* [Task brief] Please copy every line of the data in which the string "icon" appears.

"""

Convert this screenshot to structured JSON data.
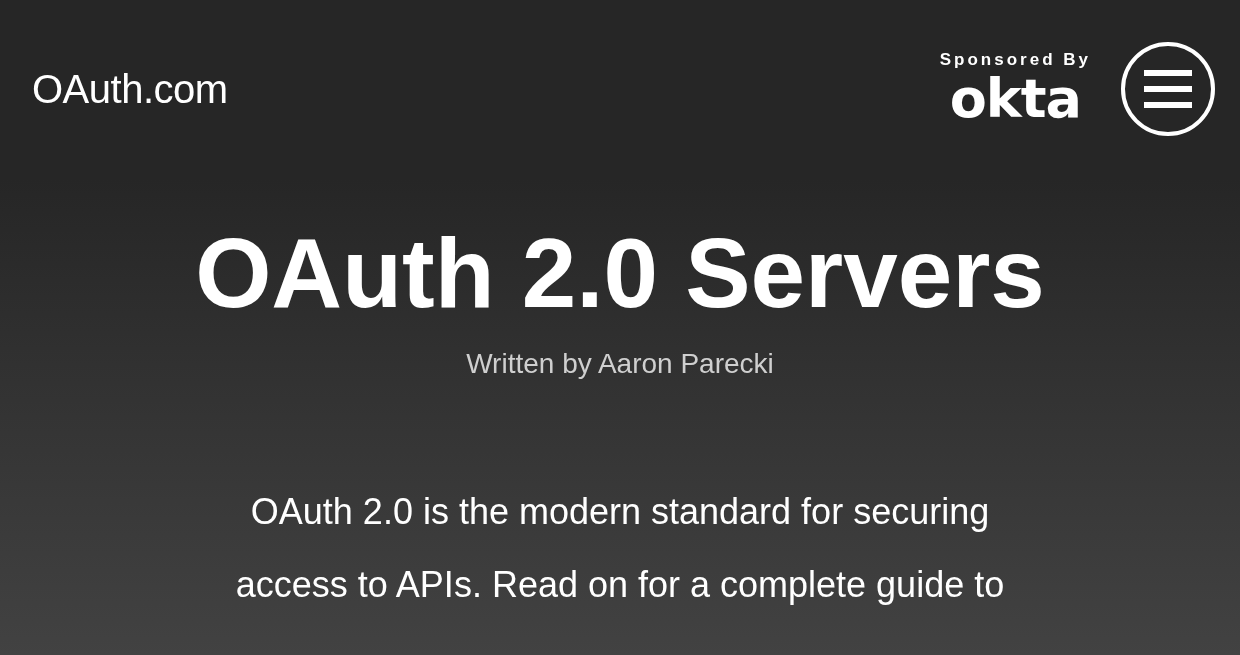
{
  "header": {
    "site_name": "OAuth.com",
    "sponsor_label": "Sponsored By",
    "sponsor_logo": "okta"
  },
  "hero": {
    "title": "OAuth 2.0 Servers",
    "byline": "Written by Aaron Parecki"
  },
  "intro": [
    "OAuth 2.0 is the modern standard for securing",
    "access to APIs. Read on for a complete guide to"
  ]
}
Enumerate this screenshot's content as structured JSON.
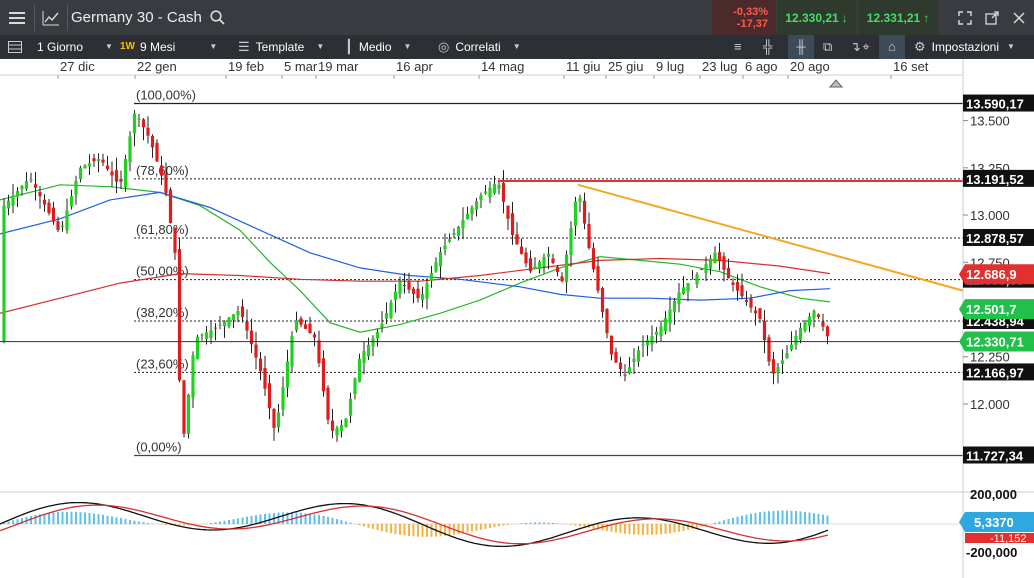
{
  "header": {
    "title": "Germany 30 - Cash",
    "change_pct": "-0,33%",
    "change_pts": "-17,37",
    "sell_price": "12.330,21",
    "buy_price": "12.331,21"
  },
  "toolbar": {
    "timeframe": "1 Giorno",
    "period_badge": "1W",
    "period": "9 Mesi",
    "template_label": "Template",
    "medio_label": "Medio",
    "correlati_label": "Correlati",
    "impostazioni_label": "Impostazioni"
  },
  "colors": {
    "up_candle": "#22d022",
    "down_candle": "#e01b1b",
    "ma_green": "#27b627",
    "ma_blue": "#1f5fe0",
    "ma_red": "#d43030",
    "trendline": "#f5a623",
    "sell_red": "#e23030",
    "buy_green": "#22c04b",
    "histogram_orange": "#f5a623",
    "histogram_cyan": "#3fb6e8"
  },
  "chart_data": {
    "type": "candlestick",
    "x_dates": [
      "27 dic",
      "22 gen",
      "19 feb",
      "5 mar",
      "19 mar",
      "16 apr",
      "14 mag",
      "11 giu",
      "25 giu",
      "9 lug",
      "23 lug",
      "6 ago",
      "20 ago",
      "16 set"
    ],
    "y_range": [
      11550,
      13720
    ],
    "y_ticks": [
      "13.500",
      "13.250",
      "13.000",
      "12.750",
      "12.500",
      "12.250",
      "12.000"
    ],
    "fib_levels": [
      {
        "label": "(100,00%)",
        "value": "13.590,17"
      },
      {
        "label": "(78,60%)",
        "value": "13.191,52"
      },
      {
        "label": "(61,80%)",
        "value": "12.878,57"
      },
      {
        "label": "(50,00%)",
        "value": "12.658,00"
      },
      {
        "label": "(38,20%)",
        "value": "12.438,94"
      },
      {
        "label": "(23,60%)",
        "value": "12.166,97"
      },
      {
        "label": "(0,00%)",
        "value": "11.727,34"
      }
    ],
    "price_tags": {
      "red": "12.686,9",
      "green": "12.501,7",
      "current": "12.330,71"
    },
    "resistance_value": 13180,
    "trendline_values": [
      [
        13160,
        12600
      ]
    ],
    "oscillator": {
      "ticks": [
        "200,000",
        "-200,000"
      ],
      "tag_value": "5,3370",
      "tag_secondary": "-11,152"
    }
  }
}
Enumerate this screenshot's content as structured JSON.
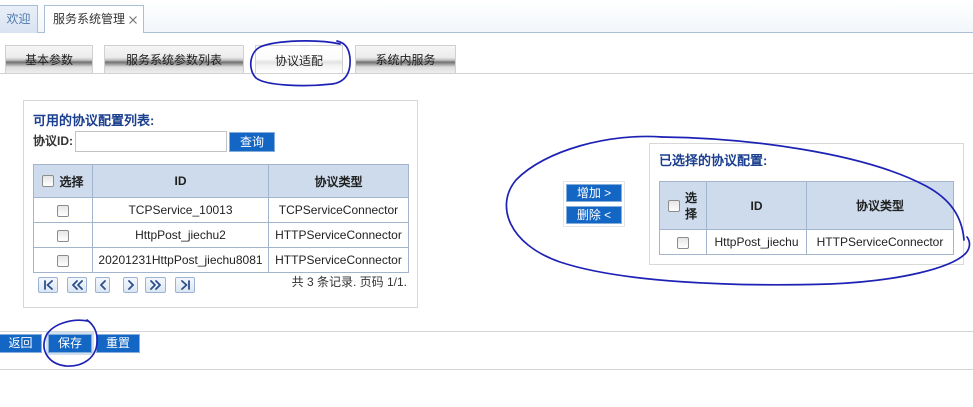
{
  "tabs": [
    {
      "label": "欢迎"
    },
    {
      "label": "服务系统管理",
      "icon": "close-icon"
    }
  ],
  "subtabs": [
    {
      "label": "基本参数"
    },
    {
      "label": "服务系统参数列表"
    },
    {
      "label": "协议适配",
      "active": true
    },
    {
      "label": "系统内服务"
    }
  ],
  "available": {
    "title": "可用的协议配置列表:",
    "search": {
      "label": "协议ID:",
      "value": "",
      "button": "查询"
    },
    "columns": {
      "select": "选择",
      "id": "ID",
      "type": "协议类型"
    },
    "rows": [
      {
        "checked": false,
        "id": "TCPService_10013",
        "type": "TCPServiceConnector"
      },
      {
        "checked": false,
        "id": "HttpPost_jiechu2",
        "type": "HTTPServiceConnector"
      },
      {
        "checked": false,
        "id": "20201231HttpPost_jiechu8081",
        "type": "HTTPServiceConnector"
      }
    ],
    "pager": {
      "buttons": [
        "first-page-icon",
        "fast-backward-icon",
        "prev-page-icon",
        "next-page-icon",
        "fast-forward-icon",
        "last-page-icon"
      ],
      "summary": "共 3 条记录. 页码 1/1."
    }
  },
  "transfer": {
    "add": "增加 >",
    "remove": "删除 <"
  },
  "selected": {
    "title": "已选择的协议配置:",
    "columns": {
      "select": "选择",
      "id": "ID",
      "type": "协议类型"
    },
    "rows": [
      {
        "checked": false,
        "id": "HttpPost_jiechu",
        "type": "HTTPServiceConnector"
      }
    ]
  },
  "actions": {
    "back": "返回",
    "save": "保存",
    "reset": "重置"
  },
  "colors": {
    "button_blue": "#1366c4",
    "title_blue": "#1b3f8f",
    "table_header": "#cddbec",
    "annotation_ink": "#1d22b4"
  }
}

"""

* [Solution]
      "icon": "close-icon"
        "first-page-icon",
        "fast-backward-icon",
        "prev-page-icon",
        "next-page-icon",
        "fast-forward-icon",
        "last-page-icon"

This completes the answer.